anthropomorphically speaking. Porcelain possesses the qualities of honesty.
Making more makes the better maker.

According to Maris Gillette, director of documentary film Broken Pots Broken Dreams, “In Jingdezhen,
ideas about markets as impersonal, market actors as self-interested, and market transactions as deceitful
arose with neoliberal capitalism in the late 1990s. Porcelain entrepreneurs viewed people operating on
the market as atomized individuals who were unaccountable to one another and so prone to deceit in
pursuit of profit. Indeed, Jingdezhen residents spoke as if everyone was cheating and lying to get ahead.”
Amy Hanser adds, “ the lack of connection between buyers and clients stimulates anxieties about trickery
and the use of deception to make sales.
Or does replica labor make replicants?

The workers of Jingdezhen have realized that one way to put worries about deceit at bay and further more
to have it stop at a local level, is to look back to the cultural foundations of their industry town’s past. By
keeping family closely involved in their practices, honesty is up held and re-enforced. In this sense the
larger community is starting to work together to keep deceitful practices out of their everyday lives.
Contrastingly, the residents say that in general they have no particular attachment to the industry. It is
just a job, not the westernized wonderfully mesmerizing artistic experience one might assume of working
with porcelain.
Who’s killing whose pig now?

In much the same manner as counterfeit wares are made profitable based on the ignorance of outsiders,
westerners too have marketed on the same business strategy of false provenance. Here deceitful use of
language adopted in market cultures that it was not intended for, is sought after just because the clothing
has English words printed on it. The customer Is duped into believing that the western franchise store
would only sell goods that are directly related to that specific geographic location.
What’s next?

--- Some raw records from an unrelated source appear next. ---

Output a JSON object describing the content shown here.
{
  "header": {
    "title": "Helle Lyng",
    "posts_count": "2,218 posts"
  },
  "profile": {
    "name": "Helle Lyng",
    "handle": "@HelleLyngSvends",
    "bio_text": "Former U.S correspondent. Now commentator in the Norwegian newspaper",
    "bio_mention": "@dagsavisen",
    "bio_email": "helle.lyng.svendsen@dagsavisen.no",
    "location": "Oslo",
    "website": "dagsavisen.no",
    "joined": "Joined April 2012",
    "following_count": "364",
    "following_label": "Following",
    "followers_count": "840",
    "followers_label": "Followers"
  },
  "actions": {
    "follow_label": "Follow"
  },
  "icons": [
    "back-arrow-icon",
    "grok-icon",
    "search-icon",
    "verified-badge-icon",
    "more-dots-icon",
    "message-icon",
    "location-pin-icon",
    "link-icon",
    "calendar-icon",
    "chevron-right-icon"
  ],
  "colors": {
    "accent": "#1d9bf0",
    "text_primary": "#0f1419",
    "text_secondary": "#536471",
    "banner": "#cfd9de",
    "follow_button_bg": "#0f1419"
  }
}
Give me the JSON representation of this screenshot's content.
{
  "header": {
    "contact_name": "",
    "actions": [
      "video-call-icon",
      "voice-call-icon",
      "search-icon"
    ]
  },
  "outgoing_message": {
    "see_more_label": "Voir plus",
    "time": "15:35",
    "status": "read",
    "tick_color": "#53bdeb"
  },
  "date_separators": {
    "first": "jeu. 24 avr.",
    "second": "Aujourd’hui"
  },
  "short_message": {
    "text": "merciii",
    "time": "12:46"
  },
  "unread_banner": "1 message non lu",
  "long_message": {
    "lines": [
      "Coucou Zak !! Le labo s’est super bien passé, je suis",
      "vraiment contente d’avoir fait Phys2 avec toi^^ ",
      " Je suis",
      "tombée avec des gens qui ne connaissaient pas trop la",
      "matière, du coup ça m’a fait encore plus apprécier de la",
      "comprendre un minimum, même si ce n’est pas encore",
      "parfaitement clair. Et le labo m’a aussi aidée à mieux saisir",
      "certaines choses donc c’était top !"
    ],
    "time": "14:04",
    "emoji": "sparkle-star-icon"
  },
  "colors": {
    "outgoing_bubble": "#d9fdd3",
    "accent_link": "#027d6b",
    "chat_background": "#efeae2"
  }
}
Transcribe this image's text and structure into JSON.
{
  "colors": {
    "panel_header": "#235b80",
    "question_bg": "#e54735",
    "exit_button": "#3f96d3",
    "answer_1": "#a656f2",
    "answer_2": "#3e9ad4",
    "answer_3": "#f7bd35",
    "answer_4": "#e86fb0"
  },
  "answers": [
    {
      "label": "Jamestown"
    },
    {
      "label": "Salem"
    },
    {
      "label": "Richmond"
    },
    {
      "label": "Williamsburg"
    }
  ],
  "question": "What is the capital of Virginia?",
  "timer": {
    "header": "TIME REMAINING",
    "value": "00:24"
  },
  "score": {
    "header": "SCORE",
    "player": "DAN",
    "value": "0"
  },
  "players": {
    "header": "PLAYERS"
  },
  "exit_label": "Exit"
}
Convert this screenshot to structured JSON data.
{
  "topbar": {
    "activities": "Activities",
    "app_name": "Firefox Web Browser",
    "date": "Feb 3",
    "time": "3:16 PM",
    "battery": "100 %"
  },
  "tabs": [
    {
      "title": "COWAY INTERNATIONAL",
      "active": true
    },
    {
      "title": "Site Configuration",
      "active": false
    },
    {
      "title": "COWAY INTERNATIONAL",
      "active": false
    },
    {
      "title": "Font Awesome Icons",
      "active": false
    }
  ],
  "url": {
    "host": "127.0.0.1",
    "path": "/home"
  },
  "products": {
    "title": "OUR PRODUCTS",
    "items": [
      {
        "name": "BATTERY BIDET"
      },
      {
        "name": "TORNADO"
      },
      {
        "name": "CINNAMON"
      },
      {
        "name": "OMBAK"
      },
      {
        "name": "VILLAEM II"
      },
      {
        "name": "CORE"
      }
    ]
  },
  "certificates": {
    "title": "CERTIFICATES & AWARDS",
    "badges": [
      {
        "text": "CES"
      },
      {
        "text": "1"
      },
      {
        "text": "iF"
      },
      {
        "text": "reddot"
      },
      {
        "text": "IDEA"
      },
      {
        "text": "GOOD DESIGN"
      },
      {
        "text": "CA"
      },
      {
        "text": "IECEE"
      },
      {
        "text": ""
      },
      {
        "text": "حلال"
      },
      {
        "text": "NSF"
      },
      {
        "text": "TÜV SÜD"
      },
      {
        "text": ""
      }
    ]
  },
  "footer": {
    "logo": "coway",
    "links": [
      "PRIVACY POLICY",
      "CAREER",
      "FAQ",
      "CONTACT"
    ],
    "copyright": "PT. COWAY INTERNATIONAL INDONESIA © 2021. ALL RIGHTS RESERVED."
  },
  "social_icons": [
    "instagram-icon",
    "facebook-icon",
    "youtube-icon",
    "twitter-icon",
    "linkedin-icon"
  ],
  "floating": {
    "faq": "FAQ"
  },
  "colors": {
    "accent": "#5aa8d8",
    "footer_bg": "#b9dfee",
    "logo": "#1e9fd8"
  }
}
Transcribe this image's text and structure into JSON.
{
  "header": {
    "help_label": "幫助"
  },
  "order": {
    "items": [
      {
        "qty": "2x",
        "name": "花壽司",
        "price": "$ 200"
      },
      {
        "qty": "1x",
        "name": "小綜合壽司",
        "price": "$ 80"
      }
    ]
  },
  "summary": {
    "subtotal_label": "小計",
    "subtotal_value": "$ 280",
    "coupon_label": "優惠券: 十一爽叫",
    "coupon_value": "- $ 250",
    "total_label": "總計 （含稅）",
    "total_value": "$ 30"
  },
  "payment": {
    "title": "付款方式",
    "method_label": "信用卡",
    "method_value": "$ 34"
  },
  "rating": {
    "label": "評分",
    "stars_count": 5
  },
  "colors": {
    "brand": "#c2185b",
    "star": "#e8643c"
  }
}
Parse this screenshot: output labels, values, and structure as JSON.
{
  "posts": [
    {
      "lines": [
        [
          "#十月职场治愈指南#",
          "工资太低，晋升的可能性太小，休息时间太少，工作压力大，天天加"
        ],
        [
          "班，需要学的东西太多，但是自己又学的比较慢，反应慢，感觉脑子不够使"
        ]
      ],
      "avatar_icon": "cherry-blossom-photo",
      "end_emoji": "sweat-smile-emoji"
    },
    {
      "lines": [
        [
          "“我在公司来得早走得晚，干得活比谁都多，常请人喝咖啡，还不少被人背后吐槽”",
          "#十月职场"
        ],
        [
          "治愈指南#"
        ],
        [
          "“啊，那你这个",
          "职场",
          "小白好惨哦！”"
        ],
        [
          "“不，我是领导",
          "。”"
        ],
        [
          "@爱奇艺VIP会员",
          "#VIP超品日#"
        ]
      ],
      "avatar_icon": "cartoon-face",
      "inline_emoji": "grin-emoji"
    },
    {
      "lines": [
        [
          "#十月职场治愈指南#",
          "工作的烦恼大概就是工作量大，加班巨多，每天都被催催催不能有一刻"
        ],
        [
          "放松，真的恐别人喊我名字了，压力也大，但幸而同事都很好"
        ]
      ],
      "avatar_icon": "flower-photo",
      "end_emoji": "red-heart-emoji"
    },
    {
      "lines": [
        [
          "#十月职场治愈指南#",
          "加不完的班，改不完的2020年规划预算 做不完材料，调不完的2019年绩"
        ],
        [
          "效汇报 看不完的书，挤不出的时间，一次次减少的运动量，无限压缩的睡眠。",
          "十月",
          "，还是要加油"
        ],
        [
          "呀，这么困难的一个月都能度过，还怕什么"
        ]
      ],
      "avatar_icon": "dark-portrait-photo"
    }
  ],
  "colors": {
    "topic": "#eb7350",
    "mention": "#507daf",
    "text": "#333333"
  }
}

The industry of Jingdezhen also produces what is referred to Art Style wares which have little to do with
imperial related wares of the past. The cobalt underglaze patterns and techniques can be seen on almost
anything now. In doing so, does this detract from there original meaning any more or less than
counterfeit work? There’s a fine line between being entrepreneurial and selling out. Entrepreneurial
endeavors are more inline with the creative process, where as, selling out is a means to an sure end.